───── DATASET ENTRIES ─────
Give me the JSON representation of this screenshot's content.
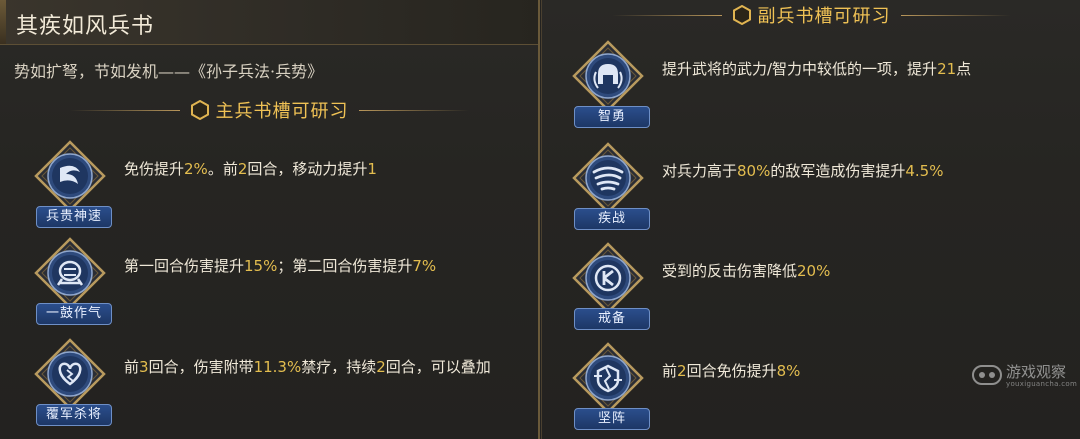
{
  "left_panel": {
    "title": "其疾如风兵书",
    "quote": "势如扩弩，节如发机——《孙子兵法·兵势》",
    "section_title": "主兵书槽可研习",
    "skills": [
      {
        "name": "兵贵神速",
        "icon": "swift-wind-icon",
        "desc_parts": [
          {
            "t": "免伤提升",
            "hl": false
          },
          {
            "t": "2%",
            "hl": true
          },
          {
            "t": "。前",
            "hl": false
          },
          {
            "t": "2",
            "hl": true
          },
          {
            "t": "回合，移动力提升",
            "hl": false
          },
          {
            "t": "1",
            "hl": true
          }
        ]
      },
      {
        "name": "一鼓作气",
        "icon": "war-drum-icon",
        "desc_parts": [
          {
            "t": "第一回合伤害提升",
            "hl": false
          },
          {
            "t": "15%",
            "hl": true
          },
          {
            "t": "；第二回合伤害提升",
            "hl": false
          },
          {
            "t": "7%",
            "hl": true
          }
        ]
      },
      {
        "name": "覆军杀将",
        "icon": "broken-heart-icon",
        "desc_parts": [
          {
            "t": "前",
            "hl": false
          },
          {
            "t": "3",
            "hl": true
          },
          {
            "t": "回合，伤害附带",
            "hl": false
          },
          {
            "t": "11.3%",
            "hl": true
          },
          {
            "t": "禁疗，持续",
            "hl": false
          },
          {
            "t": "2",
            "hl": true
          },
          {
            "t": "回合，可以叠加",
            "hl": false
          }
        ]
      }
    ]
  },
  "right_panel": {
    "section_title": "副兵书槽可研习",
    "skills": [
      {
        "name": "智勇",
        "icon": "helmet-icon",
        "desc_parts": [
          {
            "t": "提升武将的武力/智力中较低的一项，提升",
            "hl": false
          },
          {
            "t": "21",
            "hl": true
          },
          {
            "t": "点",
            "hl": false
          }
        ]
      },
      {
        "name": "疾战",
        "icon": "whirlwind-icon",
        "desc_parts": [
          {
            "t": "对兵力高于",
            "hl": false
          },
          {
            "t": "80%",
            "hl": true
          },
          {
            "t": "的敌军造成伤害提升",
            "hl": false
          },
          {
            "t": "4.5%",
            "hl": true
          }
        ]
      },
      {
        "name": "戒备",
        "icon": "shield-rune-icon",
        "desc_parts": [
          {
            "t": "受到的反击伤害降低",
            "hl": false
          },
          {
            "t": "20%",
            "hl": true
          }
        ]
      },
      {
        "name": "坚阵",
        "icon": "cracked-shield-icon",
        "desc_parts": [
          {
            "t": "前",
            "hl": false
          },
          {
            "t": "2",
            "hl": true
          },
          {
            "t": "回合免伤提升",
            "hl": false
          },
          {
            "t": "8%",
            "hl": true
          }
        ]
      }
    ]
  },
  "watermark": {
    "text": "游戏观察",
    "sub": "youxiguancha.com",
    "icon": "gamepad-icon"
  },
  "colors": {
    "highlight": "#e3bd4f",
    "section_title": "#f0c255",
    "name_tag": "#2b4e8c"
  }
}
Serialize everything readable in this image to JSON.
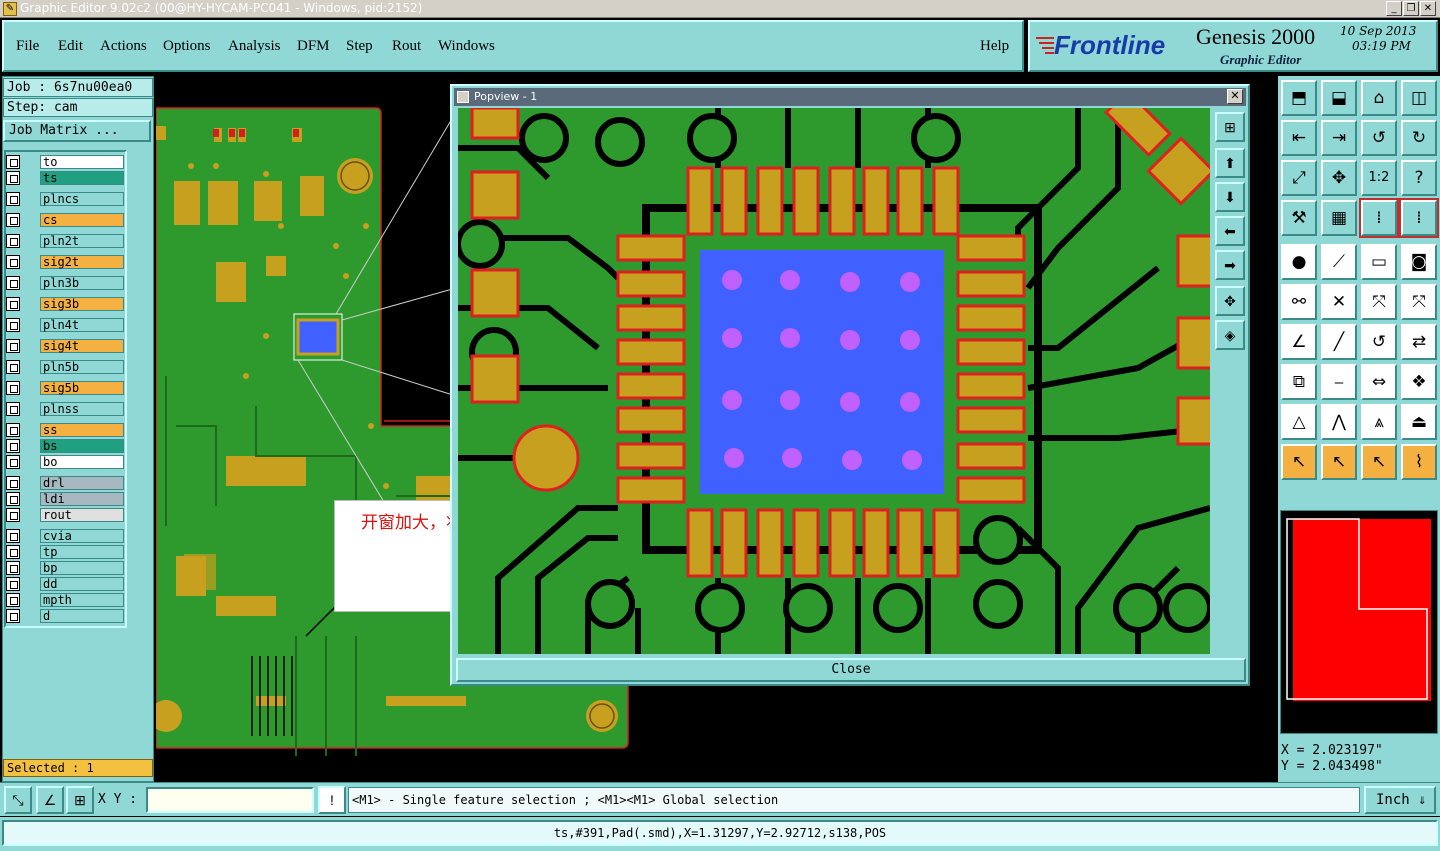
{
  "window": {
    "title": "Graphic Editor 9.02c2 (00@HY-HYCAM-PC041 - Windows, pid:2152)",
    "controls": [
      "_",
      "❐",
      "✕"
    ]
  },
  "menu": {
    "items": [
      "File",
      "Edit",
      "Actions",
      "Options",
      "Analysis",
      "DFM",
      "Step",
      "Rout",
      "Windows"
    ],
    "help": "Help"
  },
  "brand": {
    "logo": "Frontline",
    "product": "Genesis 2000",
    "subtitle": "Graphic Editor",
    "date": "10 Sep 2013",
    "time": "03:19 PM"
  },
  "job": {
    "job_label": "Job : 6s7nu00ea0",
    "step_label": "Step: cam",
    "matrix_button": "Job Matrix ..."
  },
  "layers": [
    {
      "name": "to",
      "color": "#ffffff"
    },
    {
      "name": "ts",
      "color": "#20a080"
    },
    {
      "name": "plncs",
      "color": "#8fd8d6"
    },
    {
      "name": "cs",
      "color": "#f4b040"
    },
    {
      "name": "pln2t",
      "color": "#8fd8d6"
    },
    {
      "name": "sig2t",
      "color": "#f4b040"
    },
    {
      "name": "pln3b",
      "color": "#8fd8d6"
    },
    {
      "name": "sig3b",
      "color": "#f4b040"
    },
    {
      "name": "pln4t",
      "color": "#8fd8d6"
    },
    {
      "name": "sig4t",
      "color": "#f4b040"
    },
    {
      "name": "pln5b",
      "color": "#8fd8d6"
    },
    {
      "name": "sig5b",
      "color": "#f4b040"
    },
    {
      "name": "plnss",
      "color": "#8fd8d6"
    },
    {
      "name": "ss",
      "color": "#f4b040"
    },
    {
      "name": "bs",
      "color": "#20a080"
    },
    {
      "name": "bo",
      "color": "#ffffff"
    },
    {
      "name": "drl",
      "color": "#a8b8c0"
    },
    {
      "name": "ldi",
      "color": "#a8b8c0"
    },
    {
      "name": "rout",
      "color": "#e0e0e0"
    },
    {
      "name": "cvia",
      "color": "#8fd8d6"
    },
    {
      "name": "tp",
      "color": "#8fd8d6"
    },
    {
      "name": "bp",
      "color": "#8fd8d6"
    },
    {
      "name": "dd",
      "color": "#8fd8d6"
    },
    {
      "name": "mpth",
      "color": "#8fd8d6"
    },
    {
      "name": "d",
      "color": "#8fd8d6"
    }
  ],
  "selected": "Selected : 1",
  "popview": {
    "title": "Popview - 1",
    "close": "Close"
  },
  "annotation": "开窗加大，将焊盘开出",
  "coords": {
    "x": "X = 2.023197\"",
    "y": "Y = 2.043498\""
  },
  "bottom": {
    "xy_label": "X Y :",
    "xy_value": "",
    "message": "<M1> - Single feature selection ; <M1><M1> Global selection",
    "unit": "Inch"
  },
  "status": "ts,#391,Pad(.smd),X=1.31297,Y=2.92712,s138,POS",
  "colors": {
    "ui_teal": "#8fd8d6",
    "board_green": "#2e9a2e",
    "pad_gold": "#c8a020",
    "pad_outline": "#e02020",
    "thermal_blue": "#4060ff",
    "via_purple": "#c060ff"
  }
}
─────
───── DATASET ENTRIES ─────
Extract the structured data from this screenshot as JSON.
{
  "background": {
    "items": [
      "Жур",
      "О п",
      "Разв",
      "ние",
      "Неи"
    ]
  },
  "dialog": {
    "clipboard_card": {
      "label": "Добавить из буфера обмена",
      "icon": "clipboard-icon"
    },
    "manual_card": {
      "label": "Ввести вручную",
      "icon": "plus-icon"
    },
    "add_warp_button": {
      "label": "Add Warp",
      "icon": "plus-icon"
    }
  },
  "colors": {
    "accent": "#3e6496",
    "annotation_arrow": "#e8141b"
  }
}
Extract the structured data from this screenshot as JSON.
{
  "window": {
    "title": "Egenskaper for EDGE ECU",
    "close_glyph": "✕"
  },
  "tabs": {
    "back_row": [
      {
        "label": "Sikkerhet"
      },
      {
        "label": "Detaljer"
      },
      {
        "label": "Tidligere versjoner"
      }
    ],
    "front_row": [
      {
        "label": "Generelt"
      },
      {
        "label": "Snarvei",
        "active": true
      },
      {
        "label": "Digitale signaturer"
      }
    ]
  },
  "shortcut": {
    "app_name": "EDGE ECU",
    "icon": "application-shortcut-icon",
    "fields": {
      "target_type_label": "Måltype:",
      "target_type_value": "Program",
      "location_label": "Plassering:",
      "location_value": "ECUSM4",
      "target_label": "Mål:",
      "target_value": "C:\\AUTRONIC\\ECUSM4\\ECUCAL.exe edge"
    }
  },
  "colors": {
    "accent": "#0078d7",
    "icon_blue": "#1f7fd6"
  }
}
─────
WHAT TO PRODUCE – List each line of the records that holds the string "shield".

WRITTEN RESPONSE –
        "icon": "shield-rune-icon",
        "icon": "cracked-shield-icon",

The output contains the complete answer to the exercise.